The always irreverent and twisted stream of consciousness brought to life that calls itself the Doo Dah Parade will strut its one-of-a-kind brand of artistically inspired insanity in East Pasadena starting at 11 a.m. Sunday.
Decent, serious-minded folks will want to avoid the area of Colorado Boulevard, between Altadena Drive and San Gabriel Boulevard.
For those unable to avoid the path of the unrepentant nonsense, a word to the wise: The ballistic properties of corn tortillas are far superior to those of flour tortillas.
More information is available online at pasadenadoodahparade.info.
“What we can do together, no one of us can do alone.”
Leigh Adams sits on her story tree and looks up at the branches. They extend this way and that, and intertwine like arms hugging. Her purple hair catches the light, as she points at the bark, "See the smiling faces?" she asks me.
Leigh has been the Artist-in-Residence and an Interpretive Horticulturalist at the Arboretum for the past ten years. She is a mosaic artist, activist, water harvester, educator, storyteller, longtime Altadena resident and all-around lovely soul. I feel very luck to have spent an afternoon talking and strolling with her through the gardens of the Arboretum--Leigh's home away from home.
"Magic realism is a huge part of my life," said Leigh, as we walked the grounds. This magic can be found in Leigh's spirit. She buzzes with a warm electricity that brings you in and leaves you feeling open. It can also be found in her gardens. They are fertile and inviting places, places where you can set aside your daily burdens and daydream.
One of which is the Crescent Farm at the Arboretum. The farm is Leigh's brainchild; it has continued to grow and be enhanced by the help of the community and the consistent TLC of John Latsko, an Interpretive Horticulturalist at the Arboretum and, as Leigh puts it, "the best garden husband I could ask for."
At the entrance to the Crescent Farm, stands a mosaic mural that children like to trace with their fingers. Artists from Skid Row were commissioned to create it. For many years, Leigh has taught for and worked closely with Piece by Piece, a nonprofit organization that provides free mosaic art workshops to low income and formerly homeless populations.
Leigh incorporates mosaic into all of her gardens and continues to host free mosaic workshops, as well as gardening workshops at the Crescent Farm. Participants learn the process behind habitat gardening--working with the land instead of against it--and water harvesting, or water optimization, a key part of Leigh's gardening practice.

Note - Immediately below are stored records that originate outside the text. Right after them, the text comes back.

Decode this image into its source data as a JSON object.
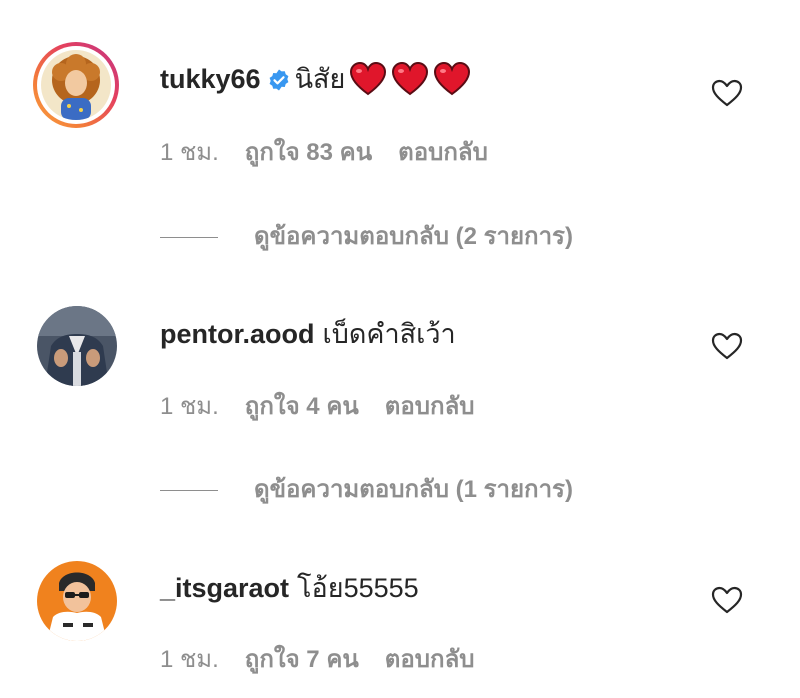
{
  "colors": {
    "text": "#262626",
    "secondary": "#8e8e8e",
    "verified": "#3897f0",
    "heart": "#e0162b"
  },
  "comments": [
    {
      "username": "tukky66",
      "verified": true,
      "text": "นิสัย",
      "emoji": [
        "red-heart-emoji",
        "red-heart-emoji",
        "red-heart-emoji"
      ],
      "time": "1 ชม.",
      "likes": "ถูกใจ 83 คน",
      "reply": "ตอบกลับ",
      "view_replies": "ดูข้อความตอบกลับ (2 รายการ)",
      "like_icon": "heart-outline-icon"
    },
    {
      "username": "pentor.aood",
      "verified": false,
      "text": "เบ็ดคำสิเว้า",
      "time": "1 ชม.",
      "likes": "ถูกใจ 4 คน",
      "reply": "ตอบกลับ",
      "view_replies": "ดูข้อความตอบกลับ (1 รายการ)",
      "like_icon": "heart-outline-icon"
    },
    {
      "username": "_itsgaraot",
      "verified": false,
      "text": "โอ้ย55555",
      "time": "1 ชม.",
      "likes": "ถูกใจ 7 คน",
      "reply": "ตอบกลับ",
      "like_icon": "heart-outline-icon"
    }
  ]
}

Water harvesting captures rainwater and water runoff, and uses it in lieu of unnatural irrigation systems. Leigh has helped to expand the public's knowledge of water harvesting, and is at the helm of the urban sustainable agriculture movement because of it.
"If you master the process, you can have any product you want," Leigh said about her work in the garden, the studio, and the classroom. For decades, her work as a teaching artist has taken her into schools through out Los Angeles and Pasadena. She stresses the power of collaboration to her students and "do[ing] what you believe in and see[ing] what comes of it."
Leigh's upcoming project will be working with Metabolic Studios to implement water-cleansing processes for the LA River. She is exploring the possibilities of ancient weaving with willow, a natural cleanser that belongs in the river. We look forward to seeing the ripples she creates!
More information about the fabulous Leigh Adams can be found on her website.
5/19 & 20 LitFest Pasadena in the Playhouse District - Free
5/20 2-4pm Expressing Feeling Through Art - Art Center South Campus - about EFTA
6/16 & 6/17 Pasadena Chalk Festival - The Paseo - Free
11/18 11-3pm 41st Occasional Pasadena Doo Dah Parade